Last minute travel can be fun and exciting, like a sudden elopement or a spontaneous vacation. It can also be a response to something urgent, such as a family or medical emergency. When faced with throwing together a plan for last minute travel, it is important to remain calm and not let the situation lead to poor decisions.
Believe it or not, last minute travel does not have to be more expensive than trips planned in advance. Many travel agency websites specialize in deals crafted for last minute vacations or trips. While these may present more limited options, due to availability at the destination, they can sometimes provide a fantastic bargain. Travel websites can also be helpful in that they provide a variety of accommodations, fight, and ground transportation options that can quickly show what is available in the area.

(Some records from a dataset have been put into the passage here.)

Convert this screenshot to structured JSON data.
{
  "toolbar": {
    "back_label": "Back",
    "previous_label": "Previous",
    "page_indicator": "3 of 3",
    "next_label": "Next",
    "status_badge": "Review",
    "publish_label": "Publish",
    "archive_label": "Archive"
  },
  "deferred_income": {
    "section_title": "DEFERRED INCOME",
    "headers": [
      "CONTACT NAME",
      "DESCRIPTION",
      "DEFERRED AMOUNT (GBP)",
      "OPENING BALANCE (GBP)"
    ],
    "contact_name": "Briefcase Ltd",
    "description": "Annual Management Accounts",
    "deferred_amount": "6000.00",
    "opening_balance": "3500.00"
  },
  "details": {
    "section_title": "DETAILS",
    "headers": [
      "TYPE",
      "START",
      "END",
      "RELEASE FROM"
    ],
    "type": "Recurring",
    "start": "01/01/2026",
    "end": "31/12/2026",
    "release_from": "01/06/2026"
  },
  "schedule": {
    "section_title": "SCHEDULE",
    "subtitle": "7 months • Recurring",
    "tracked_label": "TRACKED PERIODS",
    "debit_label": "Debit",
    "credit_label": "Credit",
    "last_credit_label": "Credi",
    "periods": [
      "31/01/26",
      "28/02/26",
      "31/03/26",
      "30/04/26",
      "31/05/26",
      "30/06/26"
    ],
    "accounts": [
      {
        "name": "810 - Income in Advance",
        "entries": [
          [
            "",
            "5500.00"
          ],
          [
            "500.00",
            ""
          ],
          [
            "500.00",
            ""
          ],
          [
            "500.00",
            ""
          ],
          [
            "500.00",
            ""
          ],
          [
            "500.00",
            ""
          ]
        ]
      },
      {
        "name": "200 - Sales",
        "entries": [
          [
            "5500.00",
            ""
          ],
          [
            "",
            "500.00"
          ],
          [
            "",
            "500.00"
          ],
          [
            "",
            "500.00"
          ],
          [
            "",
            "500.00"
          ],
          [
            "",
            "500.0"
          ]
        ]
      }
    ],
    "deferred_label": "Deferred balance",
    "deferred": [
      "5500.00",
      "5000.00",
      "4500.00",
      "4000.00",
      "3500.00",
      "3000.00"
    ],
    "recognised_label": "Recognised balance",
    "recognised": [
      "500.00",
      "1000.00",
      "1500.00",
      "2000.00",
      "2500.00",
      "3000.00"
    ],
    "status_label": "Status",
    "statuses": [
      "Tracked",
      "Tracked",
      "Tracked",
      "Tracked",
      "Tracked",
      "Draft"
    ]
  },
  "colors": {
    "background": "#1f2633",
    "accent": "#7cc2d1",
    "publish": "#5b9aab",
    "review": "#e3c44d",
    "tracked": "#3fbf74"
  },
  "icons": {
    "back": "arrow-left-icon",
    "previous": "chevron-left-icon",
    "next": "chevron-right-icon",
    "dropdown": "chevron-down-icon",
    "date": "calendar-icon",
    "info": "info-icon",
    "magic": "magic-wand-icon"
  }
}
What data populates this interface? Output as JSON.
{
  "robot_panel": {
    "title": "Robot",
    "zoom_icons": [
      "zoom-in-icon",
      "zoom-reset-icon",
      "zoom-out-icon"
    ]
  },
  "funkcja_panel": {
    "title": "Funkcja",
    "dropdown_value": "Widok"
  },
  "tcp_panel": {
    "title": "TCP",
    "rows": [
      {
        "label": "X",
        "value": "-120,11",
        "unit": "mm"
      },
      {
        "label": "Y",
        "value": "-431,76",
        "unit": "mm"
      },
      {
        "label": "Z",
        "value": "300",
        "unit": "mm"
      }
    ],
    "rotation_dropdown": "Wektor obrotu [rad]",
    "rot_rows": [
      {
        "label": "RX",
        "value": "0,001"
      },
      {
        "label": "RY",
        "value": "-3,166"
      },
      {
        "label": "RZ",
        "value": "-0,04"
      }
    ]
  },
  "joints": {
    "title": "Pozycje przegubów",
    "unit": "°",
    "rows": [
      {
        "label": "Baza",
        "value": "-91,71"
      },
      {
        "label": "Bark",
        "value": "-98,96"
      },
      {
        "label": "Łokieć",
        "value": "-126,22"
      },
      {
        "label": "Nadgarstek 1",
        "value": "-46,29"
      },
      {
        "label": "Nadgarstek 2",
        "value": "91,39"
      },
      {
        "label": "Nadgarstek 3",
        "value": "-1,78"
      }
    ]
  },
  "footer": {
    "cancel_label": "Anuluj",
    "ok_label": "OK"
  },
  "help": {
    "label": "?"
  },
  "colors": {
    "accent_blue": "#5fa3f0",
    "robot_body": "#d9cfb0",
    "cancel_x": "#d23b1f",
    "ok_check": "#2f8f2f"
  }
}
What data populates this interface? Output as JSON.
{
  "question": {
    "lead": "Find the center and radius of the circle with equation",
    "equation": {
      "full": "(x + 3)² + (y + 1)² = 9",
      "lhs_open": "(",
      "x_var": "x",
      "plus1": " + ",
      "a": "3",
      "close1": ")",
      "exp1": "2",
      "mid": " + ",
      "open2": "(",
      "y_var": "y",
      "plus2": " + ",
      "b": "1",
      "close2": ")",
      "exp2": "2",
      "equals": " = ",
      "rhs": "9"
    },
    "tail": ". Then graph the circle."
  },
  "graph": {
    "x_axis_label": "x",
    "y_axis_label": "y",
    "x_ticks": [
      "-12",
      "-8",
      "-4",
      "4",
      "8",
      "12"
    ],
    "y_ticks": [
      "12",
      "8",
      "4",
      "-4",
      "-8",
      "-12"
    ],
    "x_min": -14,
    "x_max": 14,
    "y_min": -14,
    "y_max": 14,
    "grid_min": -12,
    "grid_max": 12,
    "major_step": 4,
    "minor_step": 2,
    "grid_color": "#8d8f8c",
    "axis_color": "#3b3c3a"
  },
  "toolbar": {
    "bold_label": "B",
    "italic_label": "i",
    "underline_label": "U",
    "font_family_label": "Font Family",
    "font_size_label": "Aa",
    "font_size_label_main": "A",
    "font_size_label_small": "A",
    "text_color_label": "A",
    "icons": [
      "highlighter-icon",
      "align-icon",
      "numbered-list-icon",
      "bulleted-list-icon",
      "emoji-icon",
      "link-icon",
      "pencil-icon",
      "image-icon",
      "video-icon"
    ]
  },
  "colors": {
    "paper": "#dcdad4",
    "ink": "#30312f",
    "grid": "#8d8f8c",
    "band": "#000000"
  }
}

Checking out a travel website can be considerably faster than individually calling hotels, airlines, and car rental companies.
Despite the breathless hurry that accompanies last minute travel plans, travelers should take into account the dates of travel. If bills like rent, utilities, or Internet service are due while a family is gone, they may return to some unpleasant surprises. If possible, travelers might try to schedule payments online, mail in bill payments in advance, or write the checks and ask a trustworthy friend or neighbor to drop them off on the due date. Planning for these responsibilities ahead of time can prevent late payment penalties.
Unless the trip is to Antarctica, travelers shouldn't worry or go crazy with packing toiletries such as shampoo, conditioner, and soap. If the trip includes a hotel stay, these items are usually provided. If not, most places will have a drugstore or supermarket where necessities can be picked up. Avoiding bulky toiletries can help get through airport security lines faster, and cutting down on luggage can even help save money on checked-bag fees.
Some travel experts recommend letting someone else know about last minute travel. If a person is injured or in an accident while on a vacation, friends and family may quickly grow panicked when he or she doesn't answer the door, the phone, or show up to work. To prevent a panic and subsequent guilt trip, travelers should provide at least one friend with contact information in case of an emergency.
Few things can ruin a trip faster than realizing that a passport, credit card, or driver's license is sitting on the bathroom sink at home when it is needed to board a plane. Once packed into the car or waiting for transportation, do a final check of the essential items that will be necessary for the trip. Identification cards, prescription medications, cash, credit cards, and reservation information are all best kept close at hand in a purse or wallet.